Holitech was enlisted in China’s nationwide mask production blitz. The company’s newly emboldened party committee led activities on party building and lessons on party history where employees experienced “a baptism of patriotic education.” In accordance with Mr. Xi’s plans to revitalize rural areas, Holitech, with the help of Fujian Electronics, invested over $1 billion in a new industrial park this summer.
When Mr. Wen officially stepped back from the company last year, he was replaced by Huang Aiwu, a member of Fujian Electronics’s party committee.
Holitech and Fujian Electronics did not respond to a request for comment.
In his prepared remarks on Sunday, Mr. Xi emphasized the importance of ensuring that “state-owned capital and enterprises get stronger, do better and grow bigger.” He also declared — in standard Communist Party doublespeak — the importance of “high-level opening to the outside world.”
But for foreign firms, China’s preferences are now clear: In the scramble for access to the Chinese market, state-owned enterprises get priority.
In 2018, American Express received approval to become the first foreign credit card firm to operate a payments network in China as part of a joint venture with LianLian Digitech, a Chinese financial payments firm. The approval came six years after the W.T.O. ruled that Beijing supported an “illicit monopoly” for state-owned China Union Pay, which controlled more than 90 percent of China’s debit and credit card spending.
From the outset, American Express ran up against Mr. Xi’s agenda. Initially, American Express had proposed teaming up with Tencent, a target in Beijing’s crackdown on powerful technology companies, but the country’s central bank encouraged a marriage with the much smaller LianLian, according to two people with knowledge of the talks, who spoke on the condition of anonymity given the political sensitivities.
American Express acquiesced.
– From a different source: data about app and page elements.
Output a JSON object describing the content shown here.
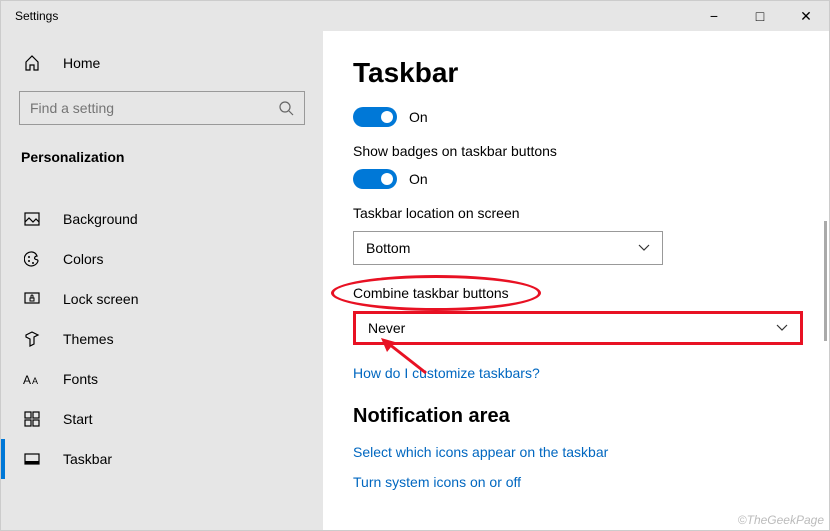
{
  "window": {
    "title": "Settings"
  },
  "titlebar": {
    "min": "−",
    "max": "□",
    "close": "✕"
  },
  "sidebar": {
    "home": "Home",
    "search_placeholder": "Find a setting",
    "section": "Personalization",
    "items": [
      "Background",
      "Colors",
      "Lock screen",
      "Themes",
      "Fonts",
      "Start",
      "Taskbar"
    ]
  },
  "content": {
    "heading": "Taskbar",
    "toggle1_label": "On",
    "badges_label": "Show badges on taskbar buttons",
    "toggle2_label": "On",
    "location_label": "Taskbar location on screen",
    "location_value": "Bottom",
    "combine_label": "Combine taskbar buttons",
    "combine_value": "Never",
    "help_link": "How do I customize taskbars?",
    "notif_heading": "Notification area",
    "notif_link1": "Select which icons appear on the taskbar",
    "notif_link2": "Turn system icons on or off"
  },
  "watermark": "©TheGeekPage"
}
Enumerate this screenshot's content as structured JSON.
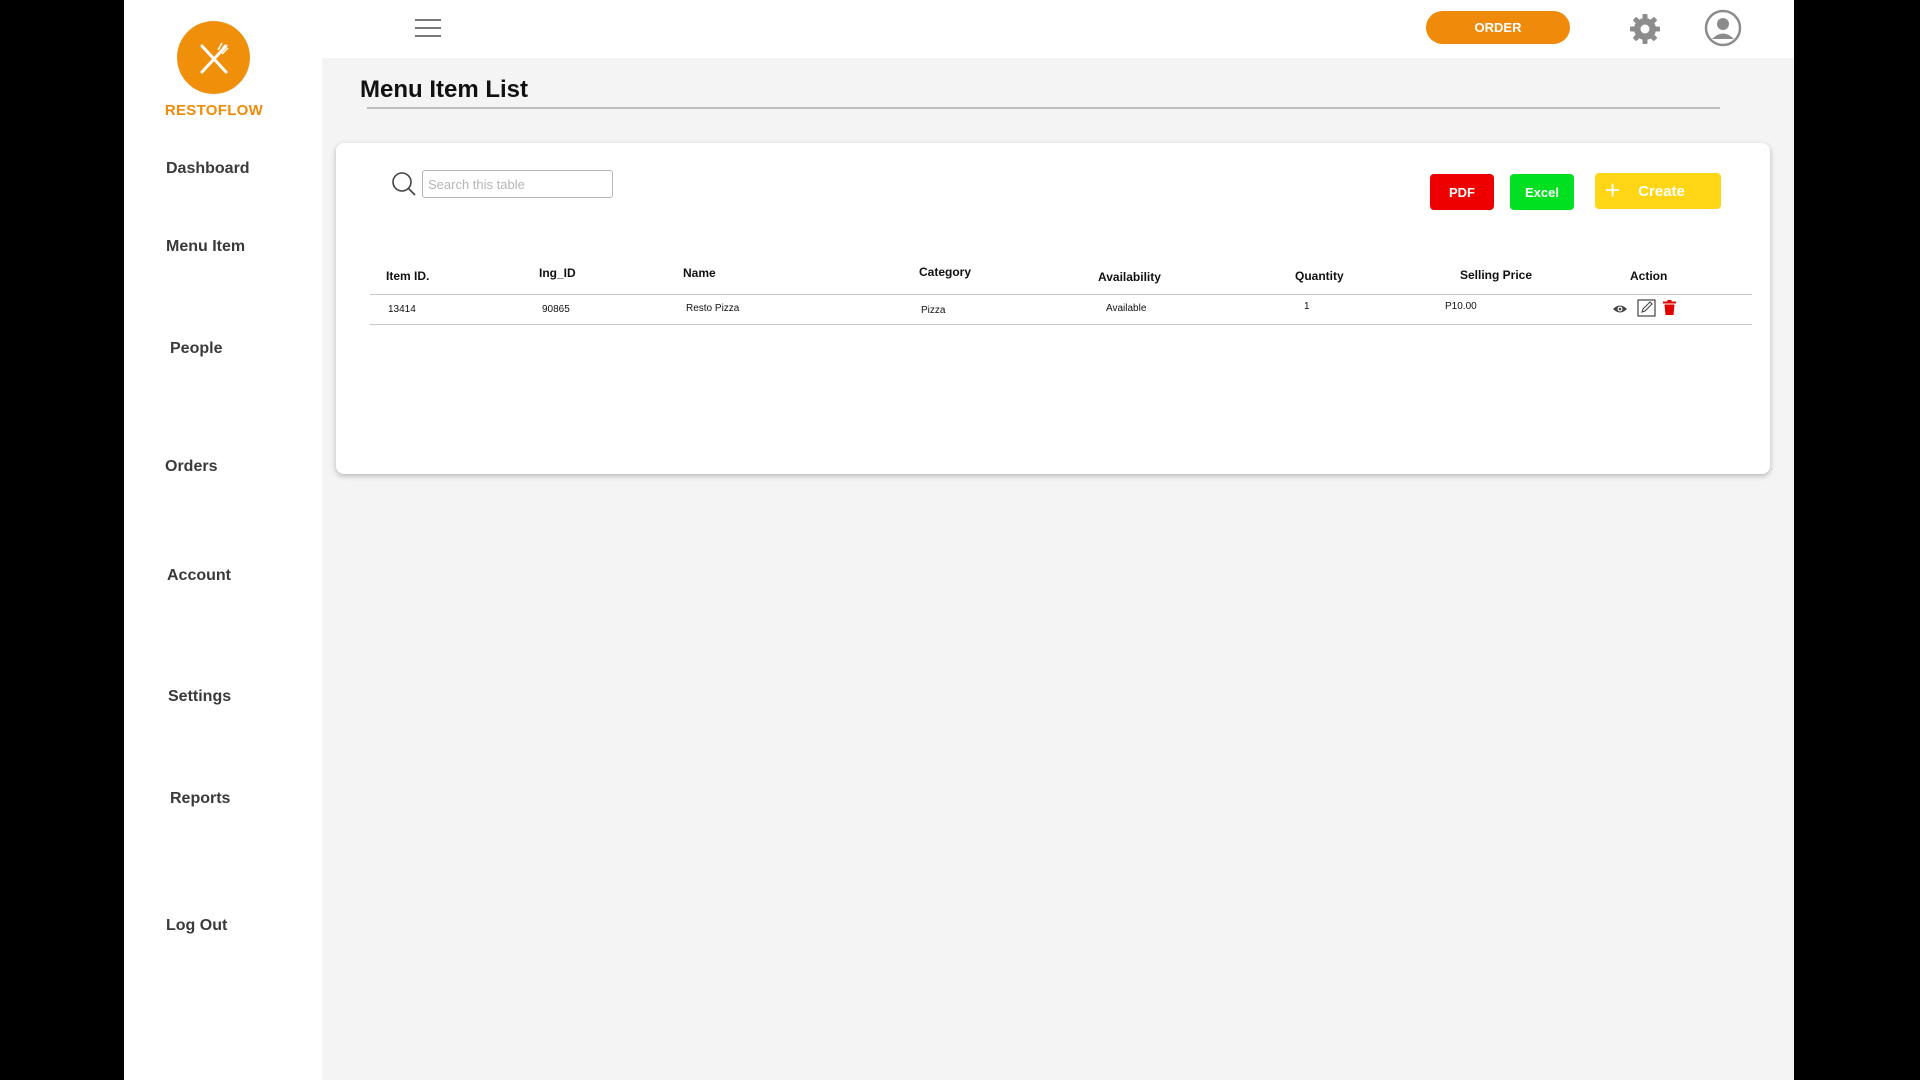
{
  "app": {
    "brand": "RESTOFLOW"
  },
  "sidebar": {
    "items": [
      {
        "label": "Dashboard"
      },
      {
        "label": "Menu Item"
      },
      {
        "label": "People"
      },
      {
        "label": "Orders"
      },
      {
        "label": "Account"
      },
      {
        "label": "Settings"
      },
      {
        "label": "Reports"
      },
      {
        "label": "Log Out"
      }
    ]
  },
  "topbar": {
    "order_label": "ORDER"
  },
  "page": {
    "title": "Menu Item List"
  },
  "toolbar": {
    "search_placeholder": "Search this table",
    "pdf_label": "PDF",
    "excel_label": "Excel",
    "create_label": "Create"
  },
  "table": {
    "headers": [
      "Item ID.",
      "Ing_ID",
      "Name",
      "Category",
      "Availability",
      "Quantity",
      "Selling Price",
      "Action"
    ],
    "rows": [
      {
        "item_id": "13414",
        "ing_id": "90865",
        "name": "Resto Pizza",
        "category": "Pizza",
        "availability": "Available",
        "quantity": "1",
        "selling_price": "P10.00"
      }
    ]
  },
  "colors": {
    "accent": "#EF8A0B",
    "pdf": "#EE0000",
    "excel": "#00E020",
    "create": "#FFD615",
    "delete": "#E00000"
  },
  "icons": [
    "logo-icon",
    "hamburger-icon",
    "gear-icon",
    "user-icon",
    "search-icon",
    "plus-icon",
    "eye-icon",
    "edit-icon",
    "trash-icon"
  ]
}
When the joint venture started operating in June 2020, Stephen J. Squeri, American Express’s chief executive, hailed it as “an important step forward in our long-term growth strategy” and a “historic moment.”
Fritz Quinn, a spokesman for American Express, said the company considered LianLian “the best partner” because the companies had “a long and productive history of working together.” He added that it was “proud of the progress” that the venture was making.
Immediately, the venture, Express Hangzhou Technology, struggled to work with state-owned financial firms. It relied on state-owned banks to issue new cards, but some institutions were limiting American Express cards in order to not upset Union Pay, the people said.
At the same time, Union Pay has sought to leverage American Express’s ambitions in China to advance its own global strategy, discussing an arrangement to accept each other’s cards on their respective networks, the people said. Mr. Quinn at American Express said this was “not true” but did not elaborate.
The blurring lines between politics and business have forced some foreign firms into a difficult decision on whether to play by China’s rules.
Internet companies operating in China must adhere to increasingly stringent rules about proactively censoring content. Overseas technology companies with Chinese customers must house user data in China. And any criticism of China’s policies toward Taiwan or Hong Kong or its human rights record is met with a sharp rebuke and online mobs.
It has forced companies into a choice: Separate their global businesses into two parts or scale down their Chinese operations significantly.
Stellantis originally wanted to increase its stake in a joint venture to produce Jeeps with state-owned Guangzhou Automobile Group. But the Dutch company said Chinese officials had not approved the plan, which would have meant fewer jobs for Chinese workers. In July, Stellantis decided to dissolve the partnership.
Carlos Tavares, Stellantis’s chief executive, said that the Chinese automaker had breached its trust and that “political pressure” was affecting his former partner’s decision-making.
“There is growing political interference in the way we do business as a Western company in China,” he told the Financial Times. “The political agenda has been increasing by the day.”
Christopher Buckley contributed reporting. Li You contributed research.